> WHAT THE EXERCISE ASKS:
Reproduce the data below word for word, setting aside any picture it holds.

(Data about app and page elements)
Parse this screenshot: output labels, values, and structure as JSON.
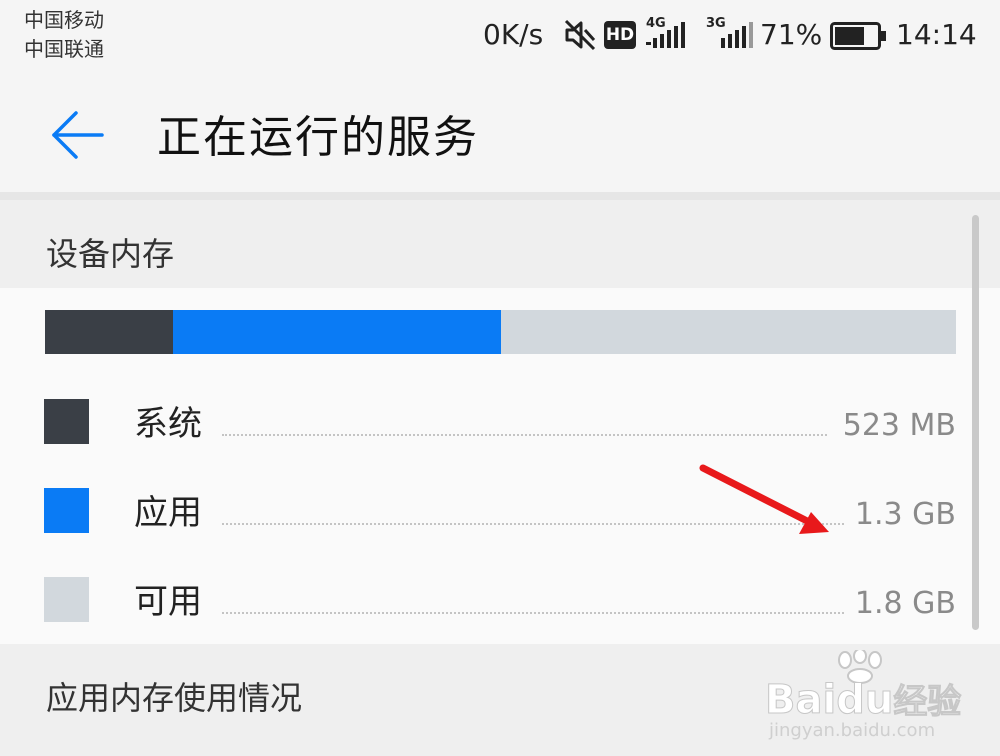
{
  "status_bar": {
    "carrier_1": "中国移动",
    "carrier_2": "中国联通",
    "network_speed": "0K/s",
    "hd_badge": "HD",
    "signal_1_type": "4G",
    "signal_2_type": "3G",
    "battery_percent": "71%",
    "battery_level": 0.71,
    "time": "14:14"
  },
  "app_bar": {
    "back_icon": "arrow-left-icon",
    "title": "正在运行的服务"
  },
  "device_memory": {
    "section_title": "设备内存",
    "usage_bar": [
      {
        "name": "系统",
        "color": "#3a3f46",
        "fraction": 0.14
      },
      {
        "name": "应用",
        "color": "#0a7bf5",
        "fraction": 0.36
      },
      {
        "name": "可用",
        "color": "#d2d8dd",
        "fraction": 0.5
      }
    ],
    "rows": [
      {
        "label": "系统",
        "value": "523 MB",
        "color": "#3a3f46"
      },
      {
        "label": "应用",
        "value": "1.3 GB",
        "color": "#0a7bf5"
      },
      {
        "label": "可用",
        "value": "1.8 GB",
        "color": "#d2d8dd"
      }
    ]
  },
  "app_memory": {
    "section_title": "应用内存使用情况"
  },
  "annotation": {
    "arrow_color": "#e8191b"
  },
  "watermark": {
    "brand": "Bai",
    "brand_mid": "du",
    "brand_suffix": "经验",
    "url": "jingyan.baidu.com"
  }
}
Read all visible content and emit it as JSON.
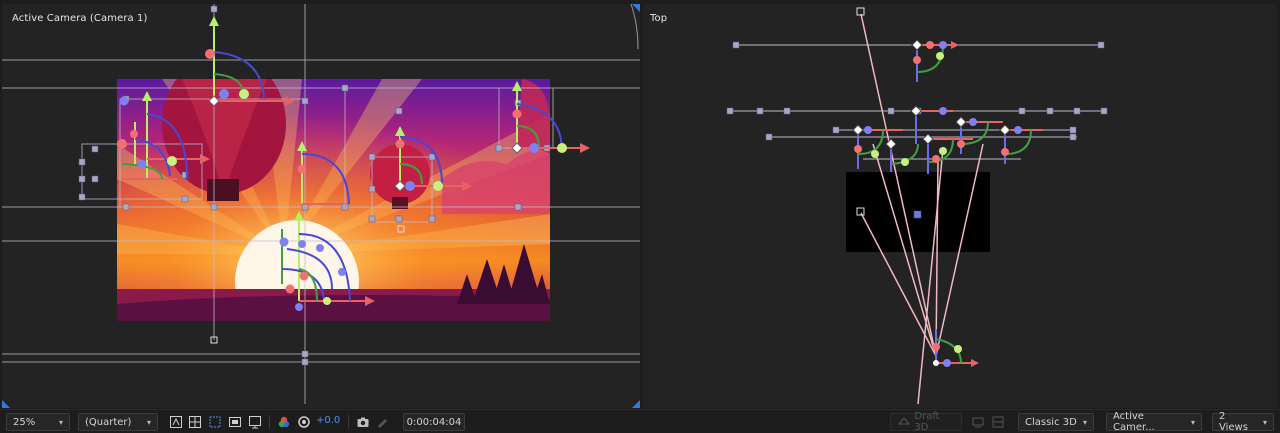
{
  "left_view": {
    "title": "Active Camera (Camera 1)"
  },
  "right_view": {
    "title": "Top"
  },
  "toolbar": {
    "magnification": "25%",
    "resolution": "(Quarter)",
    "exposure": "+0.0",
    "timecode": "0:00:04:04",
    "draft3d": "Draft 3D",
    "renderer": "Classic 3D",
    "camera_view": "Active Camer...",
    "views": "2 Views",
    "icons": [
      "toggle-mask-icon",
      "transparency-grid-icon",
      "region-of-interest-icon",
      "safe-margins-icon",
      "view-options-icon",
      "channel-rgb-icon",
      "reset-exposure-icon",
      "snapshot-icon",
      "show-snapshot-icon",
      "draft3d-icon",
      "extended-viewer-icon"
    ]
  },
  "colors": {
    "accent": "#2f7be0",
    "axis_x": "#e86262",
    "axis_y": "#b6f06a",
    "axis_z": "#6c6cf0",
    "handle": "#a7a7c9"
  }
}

> EXERCISE RESULT:
Parse this screenshot: output labels, values, and structure as JSON.
{
  "status_bar": {
    "carrier_1": "中国移动",
    "carrier_2": "中国联通",
    "network_speed": "0K/s",
    "hd_badge": "HD",
    "signal_1_type": "4G",
    "signal_2_type": "3G",
    "battery_percent": "71%",
    "battery_level": 0.71,
    "time": "14:14"
  },
  "app_bar": {
    "back_icon": "arrow-left-icon",
    "title": "正在运行的服务"
  },
  "device_memory": {
    "section_title": "设备内存",
    "usage_bar": [
      {
        "name": "系统",
        "color": "#3a3f46",
        "fraction": 0.14
      },
      {
        "name": "应用",
        "color": "#0a7bf5",
        "fraction": 0.36
      },
      {
        "name": "可用",
        "color": "#d2d8dd",
        "fraction": 0.5
      }
    ],
    "rows": [
      {
        "label": "系统",
        "value": "523 MB",
        "color": "#3a3f46"
      },
      {
        "label": "应用",
        "value": "1.3 GB",
        "color": "#0a7bf5"
      },
      {
        "label": "可用",
        "value": "1.8 GB",
        "color": "#d2d8dd"
      }
    ]
  },
  "app_memory": {
    "section_title": "应用内存使用情况"
  },
  "annotation": {
    "arrow_color": "#e8191b"
  },
  "watermark": {
    "brand": "Bai",
    "brand_mid": "du",
    "brand_suffix": "经验",
    "url": "jingyan.baidu.com"
  }
}
Read all visible content and emit it as JSON.
{
  "left_view": {
    "title": "Active Camera (Camera 1)"
  },
  "right_view": {
    "title": "Top"
  },
  "toolbar": {
    "magnification": "25%",
    "resolution": "(Quarter)",
    "exposure": "+0.0",
    "timecode": "0:00:04:04",
    "draft3d": "Draft 3D",
    "renderer": "Classic 3D",
    "camera_view": "Active Camer...",
    "views": "2 Views",
    "icons": [
      "toggle-mask-icon",
      "transparency-grid-icon",
      "region-of-interest-icon",
      "safe-margins-icon",
      "view-options-icon",
      "channel-rgb-icon",
      "reset-exposure-icon",
      "snapshot-icon",
      "show-snapshot-icon",
      "draft3d-icon",
      "extended-viewer-icon"
    ]
  },
  "colors": {
    "accent": "#2f7be0",
    "axis_x": "#e86262",
    "axis_y": "#b6f06a",
    "axis_z": "#6c6cf0",
    "handle": "#a7a7c9"
  }
}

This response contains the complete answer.